§ Exercise instructions: Copy out each line below in which the string "name" appears.

§ Exercise data:

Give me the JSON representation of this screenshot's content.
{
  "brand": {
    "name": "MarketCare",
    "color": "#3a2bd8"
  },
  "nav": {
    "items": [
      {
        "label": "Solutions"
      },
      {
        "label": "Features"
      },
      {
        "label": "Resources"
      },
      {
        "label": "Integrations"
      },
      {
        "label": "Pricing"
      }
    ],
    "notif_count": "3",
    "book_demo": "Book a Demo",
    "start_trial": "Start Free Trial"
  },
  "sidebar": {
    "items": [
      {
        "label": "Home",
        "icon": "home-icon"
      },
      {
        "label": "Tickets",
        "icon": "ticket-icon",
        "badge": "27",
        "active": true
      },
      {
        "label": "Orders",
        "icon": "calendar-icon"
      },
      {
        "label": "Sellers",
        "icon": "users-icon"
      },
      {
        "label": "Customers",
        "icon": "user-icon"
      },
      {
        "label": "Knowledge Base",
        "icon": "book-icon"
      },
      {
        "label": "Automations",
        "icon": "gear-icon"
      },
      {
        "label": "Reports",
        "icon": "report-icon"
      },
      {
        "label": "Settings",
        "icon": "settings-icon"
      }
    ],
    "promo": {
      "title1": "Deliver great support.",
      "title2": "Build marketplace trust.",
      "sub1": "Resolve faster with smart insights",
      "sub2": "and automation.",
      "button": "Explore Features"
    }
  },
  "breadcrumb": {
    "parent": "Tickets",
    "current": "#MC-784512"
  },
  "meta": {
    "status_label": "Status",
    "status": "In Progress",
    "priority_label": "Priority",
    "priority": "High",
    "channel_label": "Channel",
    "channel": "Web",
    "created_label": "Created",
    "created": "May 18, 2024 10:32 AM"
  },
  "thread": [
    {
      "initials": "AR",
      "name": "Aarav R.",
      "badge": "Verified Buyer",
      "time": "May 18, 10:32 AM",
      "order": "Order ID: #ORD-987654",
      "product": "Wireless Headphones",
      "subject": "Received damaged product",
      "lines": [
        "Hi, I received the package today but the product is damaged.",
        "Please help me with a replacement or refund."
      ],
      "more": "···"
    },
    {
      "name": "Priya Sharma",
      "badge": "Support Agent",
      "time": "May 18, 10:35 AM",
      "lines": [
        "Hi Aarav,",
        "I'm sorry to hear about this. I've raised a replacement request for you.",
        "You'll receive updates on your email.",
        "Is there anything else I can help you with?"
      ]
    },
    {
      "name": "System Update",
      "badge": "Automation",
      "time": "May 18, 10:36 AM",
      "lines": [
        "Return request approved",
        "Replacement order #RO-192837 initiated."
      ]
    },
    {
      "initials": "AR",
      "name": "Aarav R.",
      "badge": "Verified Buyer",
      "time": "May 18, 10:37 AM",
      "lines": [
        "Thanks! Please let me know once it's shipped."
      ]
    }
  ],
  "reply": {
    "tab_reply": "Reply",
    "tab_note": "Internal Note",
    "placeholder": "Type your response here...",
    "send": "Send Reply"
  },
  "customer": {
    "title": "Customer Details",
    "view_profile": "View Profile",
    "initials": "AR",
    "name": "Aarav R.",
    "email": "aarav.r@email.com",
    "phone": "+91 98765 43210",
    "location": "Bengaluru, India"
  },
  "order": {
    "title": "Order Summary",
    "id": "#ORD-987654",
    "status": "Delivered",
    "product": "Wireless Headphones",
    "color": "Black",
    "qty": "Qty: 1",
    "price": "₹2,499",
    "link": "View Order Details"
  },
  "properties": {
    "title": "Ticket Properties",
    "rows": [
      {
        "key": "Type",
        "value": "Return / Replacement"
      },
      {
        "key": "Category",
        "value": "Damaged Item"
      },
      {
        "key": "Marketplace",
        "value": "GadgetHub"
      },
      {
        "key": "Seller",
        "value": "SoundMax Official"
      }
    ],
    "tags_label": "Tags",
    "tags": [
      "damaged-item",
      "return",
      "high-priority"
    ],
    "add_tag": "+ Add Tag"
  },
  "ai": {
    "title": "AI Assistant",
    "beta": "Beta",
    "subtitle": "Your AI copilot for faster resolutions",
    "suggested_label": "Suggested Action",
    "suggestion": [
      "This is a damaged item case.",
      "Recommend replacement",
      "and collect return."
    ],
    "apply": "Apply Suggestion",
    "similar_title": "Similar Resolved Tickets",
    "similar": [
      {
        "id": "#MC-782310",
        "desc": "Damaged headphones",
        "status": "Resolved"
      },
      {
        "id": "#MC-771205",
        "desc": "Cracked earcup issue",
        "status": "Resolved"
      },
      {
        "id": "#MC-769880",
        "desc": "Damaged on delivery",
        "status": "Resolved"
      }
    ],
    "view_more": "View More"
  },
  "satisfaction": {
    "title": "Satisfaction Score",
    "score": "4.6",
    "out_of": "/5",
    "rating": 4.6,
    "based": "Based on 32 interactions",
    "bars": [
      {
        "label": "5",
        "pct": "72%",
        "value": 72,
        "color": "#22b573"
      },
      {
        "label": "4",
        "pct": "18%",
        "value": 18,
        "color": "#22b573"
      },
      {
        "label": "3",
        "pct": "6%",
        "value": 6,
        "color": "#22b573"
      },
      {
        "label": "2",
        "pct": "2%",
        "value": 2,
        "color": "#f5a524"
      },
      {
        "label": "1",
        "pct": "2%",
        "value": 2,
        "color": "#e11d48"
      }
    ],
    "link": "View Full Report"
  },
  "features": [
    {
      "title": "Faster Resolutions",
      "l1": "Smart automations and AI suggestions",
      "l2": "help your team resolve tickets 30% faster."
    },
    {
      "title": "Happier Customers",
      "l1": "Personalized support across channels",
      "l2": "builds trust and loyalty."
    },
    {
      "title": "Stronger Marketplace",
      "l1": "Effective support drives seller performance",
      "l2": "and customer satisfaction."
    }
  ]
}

§ Answer for the task:
    "name": "MarketCare",
      "name": "Aarav R.",
      "name": "Priya Sharma",
      "name": "System Update",
      "name": "Aarav R.",
    "name": "Aarav R.",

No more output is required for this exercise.